■ ABOUT THIS EXERCISE
Examine each line of the data. Copy the line if it includes the word "JSON".
[[ DATA RECORDS open ]]
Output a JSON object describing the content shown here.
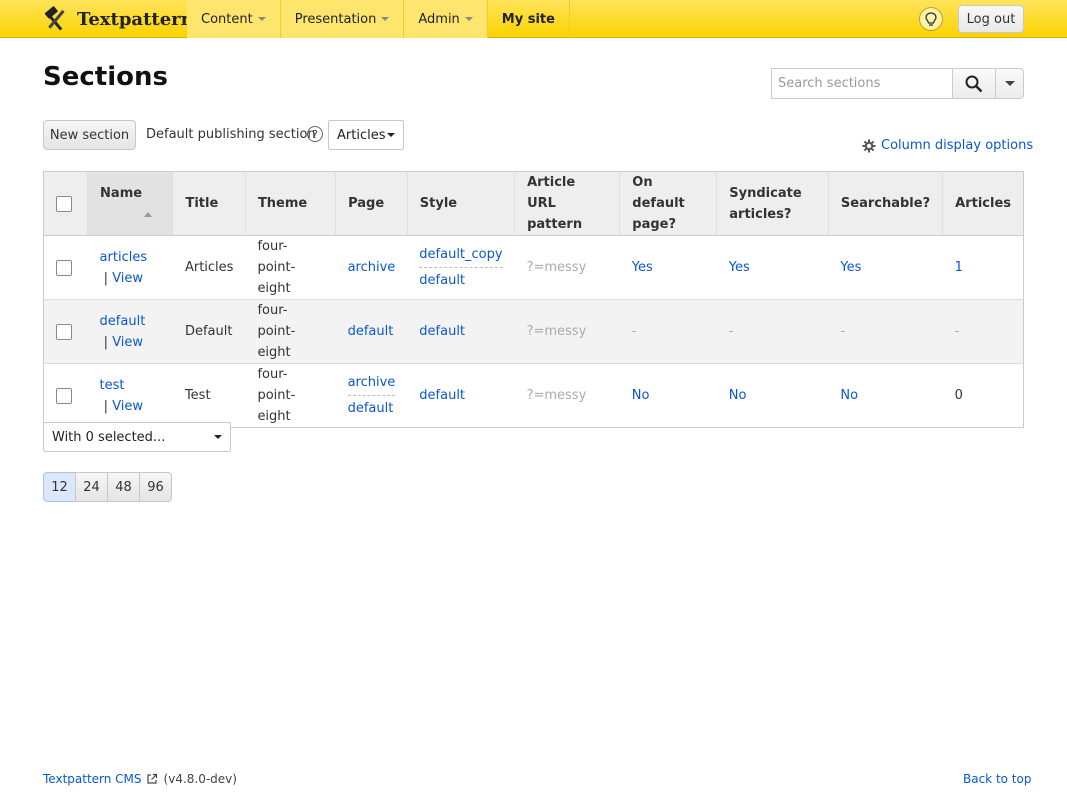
{
  "header": {
    "brand": "Textpattern",
    "nav": [
      {
        "label": "Content"
      },
      {
        "label": "Presentation"
      },
      {
        "label": "Admin"
      },
      {
        "label": "My site"
      }
    ],
    "logout_label": "Log out",
    "accent": "#fbd300"
  },
  "page": {
    "title": "Sections",
    "search_placeholder": "Search sections",
    "new_section_label": "New section",
    "default_publishing_label": "Default publishing section",
    "help_glyph": "?",
    "default_publishing_value": "Articles",
    "column_options_label": "Column display options"
  },
  "table": {
    "headers": {
      "name": "Name",
      "title": "Title",
      "theme": "Theme",
      "page": "Page",
      "style": "Style",
      "url_pattern": "Article URL pattern",
      "on_default": "On default page?",
      "syndicate": "Syndicate articles?",
      "searchable": "Searchable?",
      "articles": "Articles"
    },
    "rows": [
      {
        "name": "articles",
        "view": "View",
        "title": "Articles",
        "theme": "four-point-eight",
        "page": "archive",
        "style_top": "default_copy",
        "style_bottom": "default",
        "url": "?=messy",
        "on_default": "Yes",
        "syndicate": "Yes",
        "searchable": "Yes",
        "articles": "1"
      },
      {
        "name": "default",
        "view": "View",
        "title": "Default",
        "theme": "four-point-eight",
        "page": "default",
        "style": "default",
        "url": "?=messy",
        "on_default": "-",
        "syndicate": "-",
        "searchable": "-",
        "articles": "-"
      },
      {
        "name": "test",
        "view": "View",
        "title": "Test",
        "theme": "four-point-eight",
        "page_top": "archive",
        "page_bottom": "default",
        "style": "default",
        "url": "?=messy",
        "on_default": "No",
        "syndicate": "No",
        "searchable": "No",
        "articles": "0"
      }
    ]
  },
  "multi_edit": {
    "label": "With 0 selected..."
  },
  "pager": [
    "12",
    "24",
    "48",
    "96"
  ],
  "footer": {
    "cms_label": "Textpattern CMS",
    "version": "(v4.8.0-dev)",
    "back_to_top": "Back to top"
  }
}
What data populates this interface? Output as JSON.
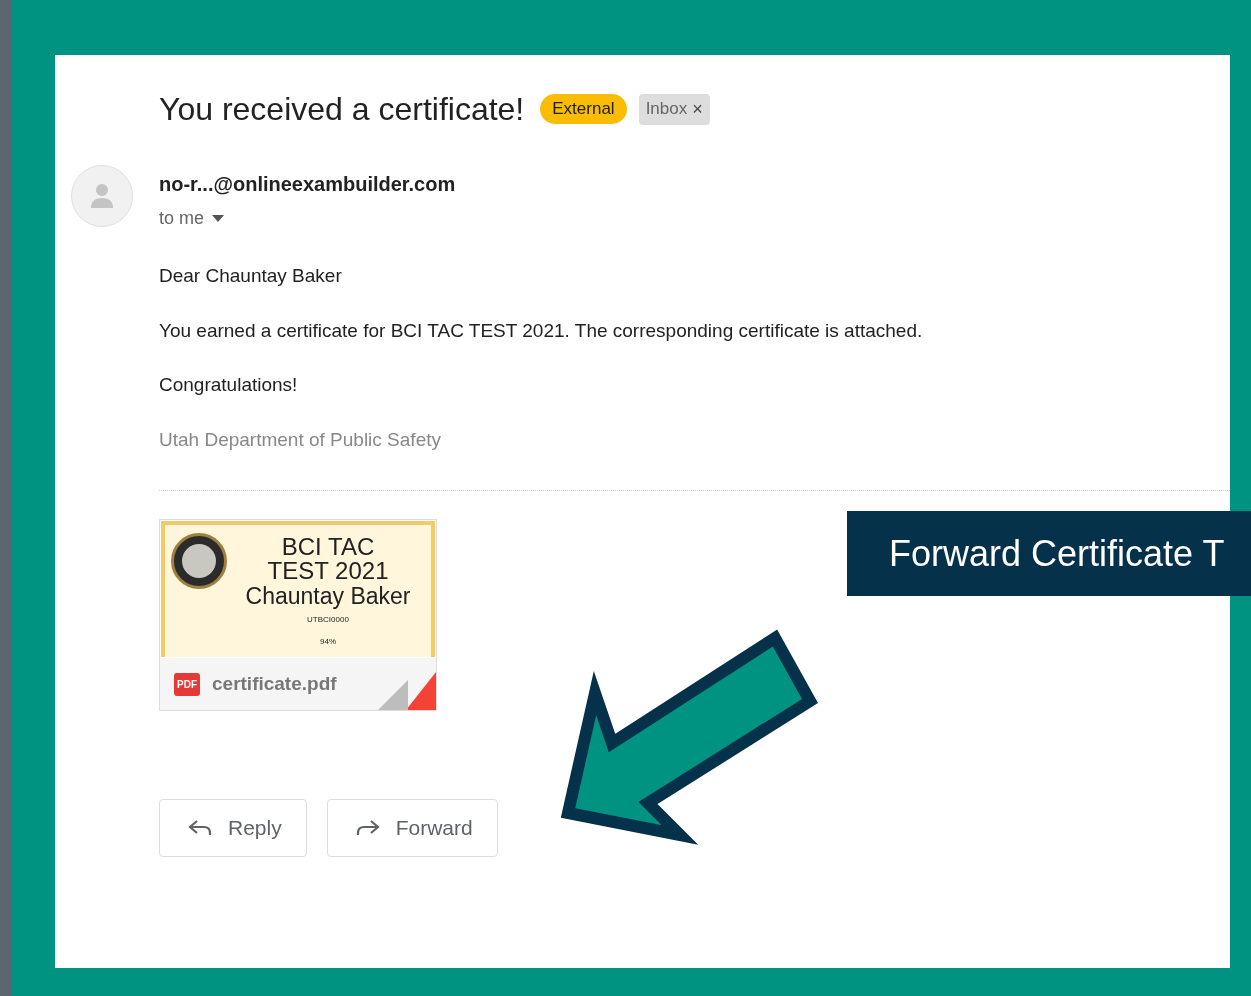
{
  "email": {
    "subject": "You received a certificate!",
    "labels": [
      {
        "text": "External",
        "kind": "tag"
      },
      {
        "text": "Inbox",
        "kind": "removable",
        "remove": "×"
      }
    ],
    "sender": "no-r...@onlineexambuilder.com",
    "recipient": "to me",
    "body": [
      "Dear Chauntay Baker",
      "You earned a certificate for BCI TAC TEST 2021. The corresponding certificate is attached.",
      "Congratulations!"
    ],
    "signature": "Utah Department of Public Safety",
    "attachment": {
      "title": "BCI TAC TEST 2021",
      "name": "Chauntay Baker",
      "id": "UTBCI0000",
      "score": "94%",
      "badge": "PDF",
      "filename": "certificate.pdf"
    },
    "buttons": [
      {
        "label": "Reply",
        "kind": "reply"
      },
      {
        "label": "Forward",
        "kind": "forward"
      }
    ]
  },
  "callout": {
    "text": "Forward Certificate T"
  }
}
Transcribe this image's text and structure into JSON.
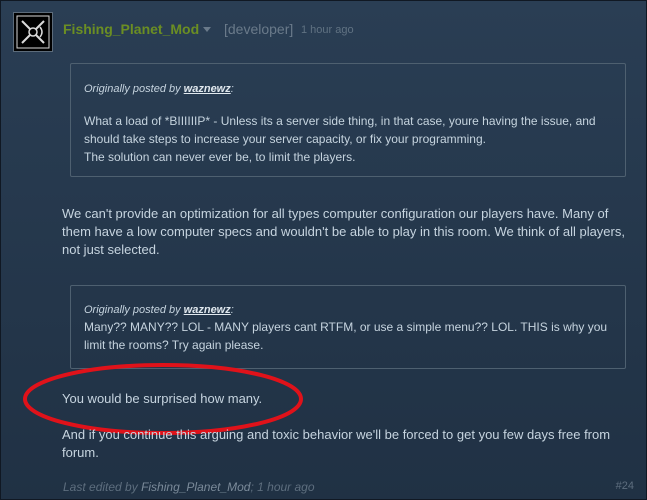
{
  "post": {
    "author": "Fishing_Planet_Mod",
    "role": "[developer]",
    "time": "1 hour ago",
    "post_number": "#24",
    "quote1": {
      "prefix": "Originally posted by ",
      "name": "waznewz",
      "suffix": ":",
      "lines": [
        "What a load of *BIIIIIIP* - Unless its a server side thing, in that case, youre having the issue, and",
        "should take steps to increase your server capacity, or fix your programming.",
        "The solution can never ever be, to limit the players."
      ]
    },
    "reply1": "We can't provide an optimization for all types computer configuration our players have. Many of them have a low computer specs and wouldn't be able to play in this room. We think of all players, not just selected.",
    "quote2": {
      "prefix": "Originally posted by ",
      "name": "waznewz",
      "suffix": ":",
      "lines": [
        "Many?? MANY?? LOL - MANY players cant RTFM, or use a simple menu?? LOL. THIS is why you",
        "limit the rooms? Try again please."
      ]
    },
    "reply2": "You would be surprised how many.",
    "reply3": "And if you continue this arguing and toxic behavior we'll be forced to get you few days free from forum.",
    "footer": {
      "prefix": "Last edited by ",
      "name": "Fishing_Planet_Mod",
      "suffix": "; 1 hour ago"
    }
  },
  "colors": {
    "author": "#6b8e23",
    "annotation_oval": "#e0121a"
  }
}
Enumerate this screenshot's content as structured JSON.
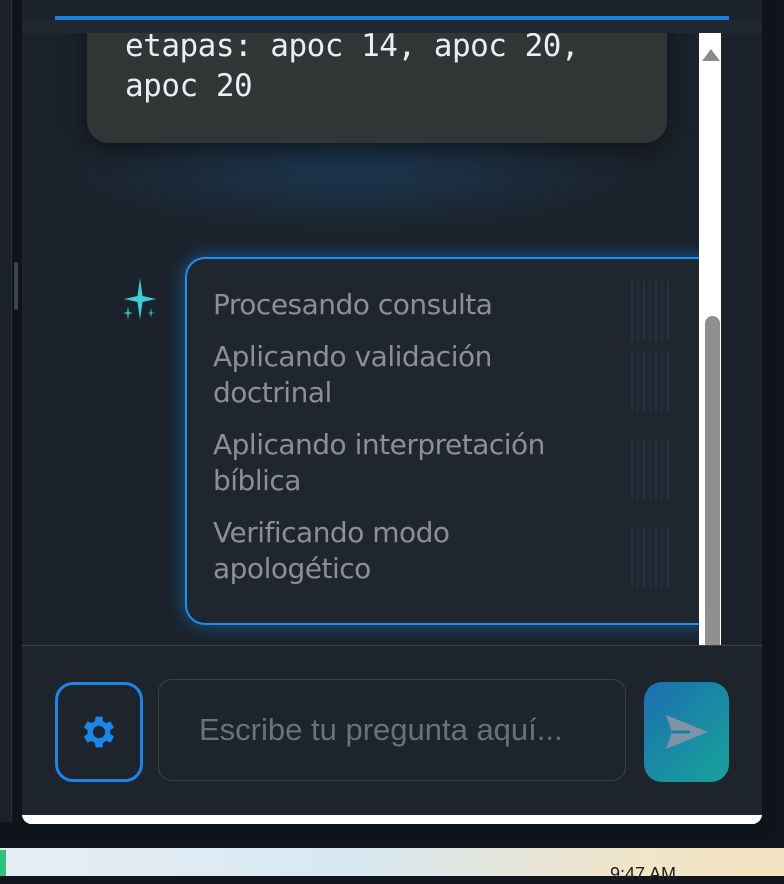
{
  "chat": {
    "user_message": "etapas: apoc 14, apoc 20, apoc 20",
    "bot_steps": [
      "Procesando consulta",
      "Aplicando validación doctrinal",
      "Aplicando interpretación bíblica",
      "Verificando modo apologético"
    ]
  },
  "input": {
    "placeholder": "Escribe tu pregunta aquí..."
  },
  "taskbar": {
    "clock": "9:47 AM"
  },
  "icons": {
    "assistant": "sparkle-icon",
    "settings": "gear-icon",
    "send": "send-icon",
    "scroll_up": "scroll-up-arrow-icon"
  },
  "colors": {
    "accent": "#1a86ea",
    "send_gradient_start": "#1c6fb0",
    "send_gradient_end": "#17a39a",
    "sparkle": "#3fe3e8"
  }
}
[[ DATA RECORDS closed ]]
■ OUTPUT BELOW
Output a JSON object describing the content shown here.
What data populates this interface? Output as JSON.
Transcribe this image's text and structure into JSON.
Enumerate this screenshot's content as structured JSON.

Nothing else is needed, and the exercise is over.